When Becky Lui told me she was working on an evangelism coaching network, I had questions. Firstly, what was an evangelism coach? And secondly, why do we need a network? 

My time is spent juggling two small children, work and church commitments, plus an array of friendships. If I was going to participate, I needed to be convinced it was worth my time. 

“Together we are the body of Christ, so we need to work together when we want to point people to Christ,” explains Mrs Lui, who is dean of residents at Macquarie University’s Robert Menzies College and an evangelism coach with Evangelism and New Churches (ENC). “Ephesians 4:11-12 speaks of evangelists as gifts to the church because they help equip the whole church in the work of loving people and speaking gospel truths into their lives.

“Working together makes things better. We need the whole body to evangelise – not just on Sundays or special events, but each member of the body to be active seven days a week in the different fields he has placed us in.”  

According to Mrs Lui, an evangelist is simply someone who shares Jesus with others, whether that be in the workplace, around the dinner table or at the playground. “The Bible doesn’t really spell out qualifications and descriptions, so I think that if you are sharing the gospel, you’re an evangelist, and you’re a gift to the body,” she says. “So let’s recognise that this is what we’re doing and then purposely get better at it.”

The goal is to connect church members who are currently evangelising in their day-to-day lives – whether that be in the workplace, with their neighbours, at Saturday sports or at the playground – and create a network of like-minded evangelism coaches for ongoing fellowship, support and growth in how to serve and love their local Christian communities to grow in this area.

My evangelism coaching session began with Mrs Lui asking thoughtful questions to help me reflect on recent conversations I had had with people about Jesus.
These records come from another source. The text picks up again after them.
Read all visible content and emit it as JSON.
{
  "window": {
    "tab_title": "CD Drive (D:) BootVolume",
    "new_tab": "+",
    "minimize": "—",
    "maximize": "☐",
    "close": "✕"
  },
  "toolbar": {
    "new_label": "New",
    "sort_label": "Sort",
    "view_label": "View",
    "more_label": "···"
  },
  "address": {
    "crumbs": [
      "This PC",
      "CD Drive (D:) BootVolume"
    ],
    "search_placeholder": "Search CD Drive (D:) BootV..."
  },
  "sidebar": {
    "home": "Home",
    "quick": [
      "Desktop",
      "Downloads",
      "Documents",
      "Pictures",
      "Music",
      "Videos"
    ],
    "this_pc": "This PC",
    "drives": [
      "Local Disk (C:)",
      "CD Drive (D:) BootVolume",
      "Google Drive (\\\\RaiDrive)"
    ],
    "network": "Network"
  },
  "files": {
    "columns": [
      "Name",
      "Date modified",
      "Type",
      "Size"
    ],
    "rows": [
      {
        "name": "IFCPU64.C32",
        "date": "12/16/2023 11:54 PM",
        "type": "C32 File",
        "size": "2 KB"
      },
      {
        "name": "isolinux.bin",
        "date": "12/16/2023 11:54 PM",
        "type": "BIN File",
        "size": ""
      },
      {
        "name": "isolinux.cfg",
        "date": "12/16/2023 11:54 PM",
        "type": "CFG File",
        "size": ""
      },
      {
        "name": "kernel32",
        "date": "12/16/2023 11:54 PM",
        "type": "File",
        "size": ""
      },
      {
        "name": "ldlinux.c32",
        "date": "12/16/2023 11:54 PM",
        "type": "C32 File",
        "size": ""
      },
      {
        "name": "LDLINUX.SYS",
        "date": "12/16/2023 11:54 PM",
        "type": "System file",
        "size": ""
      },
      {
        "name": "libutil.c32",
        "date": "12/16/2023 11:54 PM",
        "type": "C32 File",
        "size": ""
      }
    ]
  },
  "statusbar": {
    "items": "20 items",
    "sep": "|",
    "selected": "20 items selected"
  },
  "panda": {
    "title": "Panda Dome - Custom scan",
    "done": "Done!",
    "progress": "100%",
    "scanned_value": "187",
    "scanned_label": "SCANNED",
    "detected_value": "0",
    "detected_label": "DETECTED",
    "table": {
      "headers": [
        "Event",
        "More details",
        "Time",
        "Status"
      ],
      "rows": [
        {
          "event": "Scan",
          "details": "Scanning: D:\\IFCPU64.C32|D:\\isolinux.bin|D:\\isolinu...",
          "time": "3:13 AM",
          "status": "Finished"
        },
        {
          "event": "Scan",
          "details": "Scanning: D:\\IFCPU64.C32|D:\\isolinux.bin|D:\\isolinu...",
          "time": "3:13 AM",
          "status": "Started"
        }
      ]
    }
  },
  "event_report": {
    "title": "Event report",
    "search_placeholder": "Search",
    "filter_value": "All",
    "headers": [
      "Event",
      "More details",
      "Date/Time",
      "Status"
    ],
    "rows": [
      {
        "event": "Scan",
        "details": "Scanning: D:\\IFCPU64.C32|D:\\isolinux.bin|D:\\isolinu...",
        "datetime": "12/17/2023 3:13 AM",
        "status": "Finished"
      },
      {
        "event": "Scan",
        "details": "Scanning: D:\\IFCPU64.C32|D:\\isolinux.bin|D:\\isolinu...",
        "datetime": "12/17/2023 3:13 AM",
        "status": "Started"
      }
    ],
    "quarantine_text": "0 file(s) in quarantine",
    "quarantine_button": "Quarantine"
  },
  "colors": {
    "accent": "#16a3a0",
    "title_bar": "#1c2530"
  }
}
Together we discussed what went well, where I could have been more considerate or pastoral, and ways I could more clearly share the hope that I have. 

Her goal was not to bombard me with techniques, tricks or fancy ways to Bible-bash everyone I meet. Instead, it was to light a fire in me that I could then carry back to my Christian friends. The more we share about our own evangelism experiences, the more we encourage others to also keep doing the difficult task of sharing the gospel. The more we can share our own conversations, the more we can inspire others to do so. The more we show other believers that we are a person who wants to hear about their evangelism efforts, the more people will share their conversations with us, and we can continue to spur one another on. 


Three things I learned

Here are three ways I’ve noticed evangelism coaching has shaped me. 

1 It’s not my job to convince people to become Christians. 

Being reminded by Mrs Lui that we are looking for lost sheep first and foremost helps me to focus on my task, and not slip into doing God’s job. Convicting people and changing hearts is the Holy Spirit’s work. My work is to preach Christ and help people fix their eyes on him. 

This is both a big comfort to me and a huge challenge. I’m not responsible for winning arguments or persisting with people who aren’t interested. When I’m sharing about my faith, I’m gently looking for those who have ears to hear and giving those who are curious a space to ask further. 


2 Reflection is important

I’ve begun to reflect more intentionally on my gospel conversations, both alone and with others. 

“Start with encouragement, looking at what you did well,” Mrs Lui says. “Break it down in terms of what you did, how you gauged responses and what the follow-up was. Analyse the conversation, asking what the jumping spot was to Jesus, and if it was the right jumping spot.“

When doing this with others, find out how they brought Jesus up and why they chose to share some things and not others. “The aim is to sharpen everyone,” Mrs Lui says. “What we’re trying to do is build teams of evangelisers in every church, so that we can share everyone’s ideas.” 


3 Use Netflix to prepare

In 1 Peter 3:15 it says, “Always be prepared to give an answer to everyone who asks you to give the reason for the hope that you have”. A great way to practise this is to ask yourself how you would share the hope of Jesus with characters in the shows you are watching, whether it’s Bluey or reruns of The Office. 

“What would you say to Chilli Heeler?” Mrs Lui asks, referencing Bluey’s mum from the Bluey episode, “Baby Race”. “How would you point her to Jesus in this moment when she’s feeling guilty?” As a result of this prompting, I cannot watch Netflix the same again! 

Mrs Lui longs to see enthusiasm for evangelism spread from person to person in our churches, and prays that a network of evangelists can supercharge this spread. 

“I pray for everyone to grow in their zeal for the glory of God,” she says. “I pray also for zeal for the task and for the joy that is set before us, as we undergo trials together and share burdens together and spur one another on. That’s God’s model; that we are together and we are a body. That brings him glory.”